Allen had some struggles of his own. Specifically, he’d lost 45 minutes of precious time on his 70 mile run to the vagaries of the lock schedule. Nevertheless, it was reported around the convention center that his three bass weighed nearly 15 pounds. Accordingly, as was the circuit’s custom, he was held back to weigh in last while Fears repaired to the stands to wait out his fate as the likely runner-up.
“They’d look at your fish and bring you in by order of finish on the last day,” Fears said. “They thought he had won, so they let him weigh in last. I didn’t look at his fish but I knew exactly what I had. My press observer looked in his livewell and told me they weren’t as big as he said. I thought he was blowing smoke, trying to make me feel better. I was devastated.”
Fears weighed in four fish for 6-10, bringing his two-day total to 28-03. Allen would need 13-03 to tie and 13-04 for an outright win. By the time Allen came to the stage with his bag of fish – which supposedly included a 4-pounder, a 5-pounder and a 6-pounder, Fears was doing a radio interview, resigned to the fact that he’d squandered his big first day lead.
“When he pulled his first one out, it was about 2 ½ pounds,” he said. “I was a good ways from the stage, but I could tell it wasn’t a 4-pounder. Then he pulls the next one out, and it’s supposed to be a 5-pounder, but it was a 3 or a 3 ½ at most. The one they said weighed 6 didn’t even weigh 5. I was paying attention by then. He weighed in right around 12 pounds. I could see the air go out of the Operation Bass people on stage. They were backpedaling in a hurry.” Operation Bass founder Mike Whitaker made a grand show of making out the oversized check in his unexpected champion’s name.
Fears invested the $100,000 in prize money, an award that he referred to as the “holy grail” of the sport at the time, but noted that even with the victory in hand, he might not have been able to push his career forward had he not already laid down a sponsorship foundation to build upon. He’d switched from Champion Boats to Ranger in 1986, and the win secured that long-time relationship. “I already had really good sponsors,” he added. “I was one of the first five with Quantum and Motorguide and I was with Humminbird. But it was what I made of it. The Operation Bass people didn’t help me one iota. They gave me no help with sponsors, no phone calls. It was ‘Here’s your money, see you later.’ But the win basically allowed me to do it full time.”
A 34 years later, Fears has added four B.A.S.S. victories to his resume, including two on rivers, but his memories of that first win remind him of how far he has come and how much the role of the All-American has changed.

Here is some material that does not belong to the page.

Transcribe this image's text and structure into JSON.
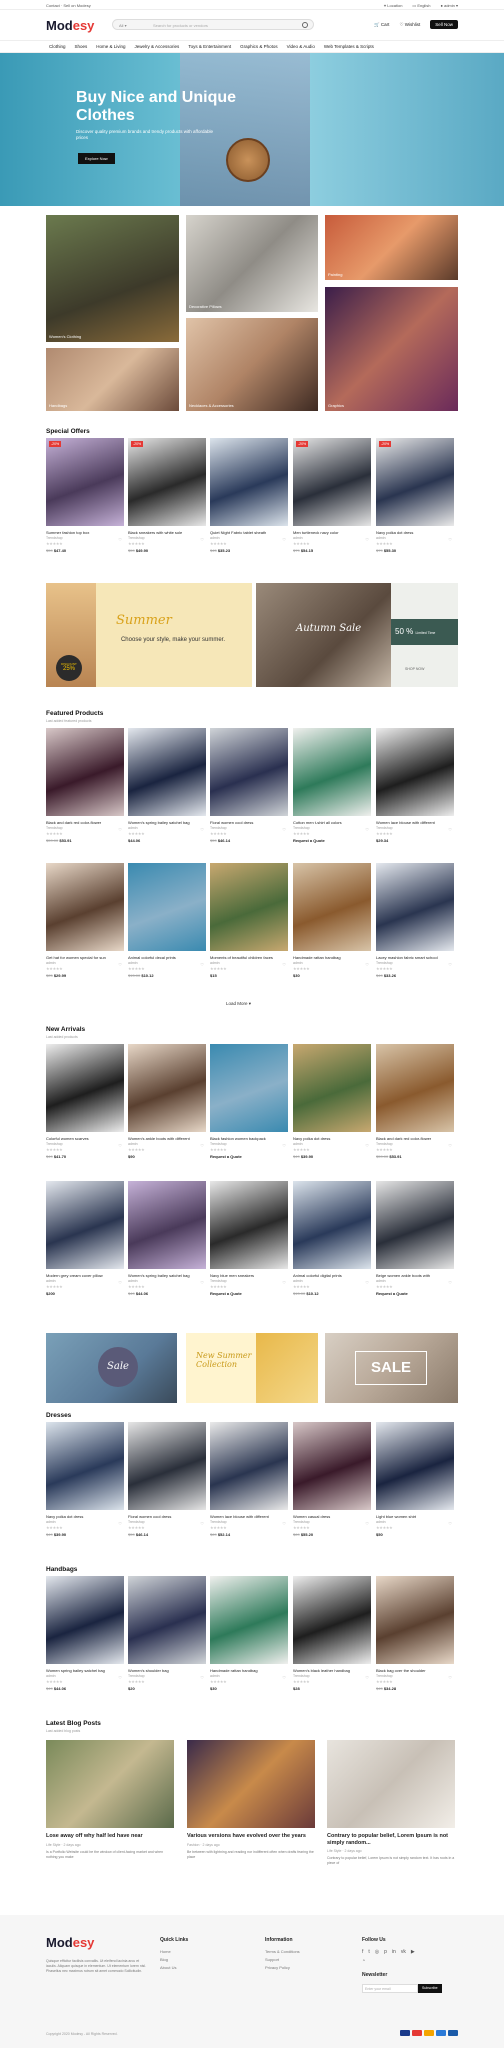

It’s doesn’t necessarily set the table for a solid career today the way it did back then. “It’s a different day and age now with tournament fishing,” he said. “There are too many other ways to get to the top. It’s quicker to get there than it was back in those days.”
The TBS program of the 1987 All-American can be viewed here: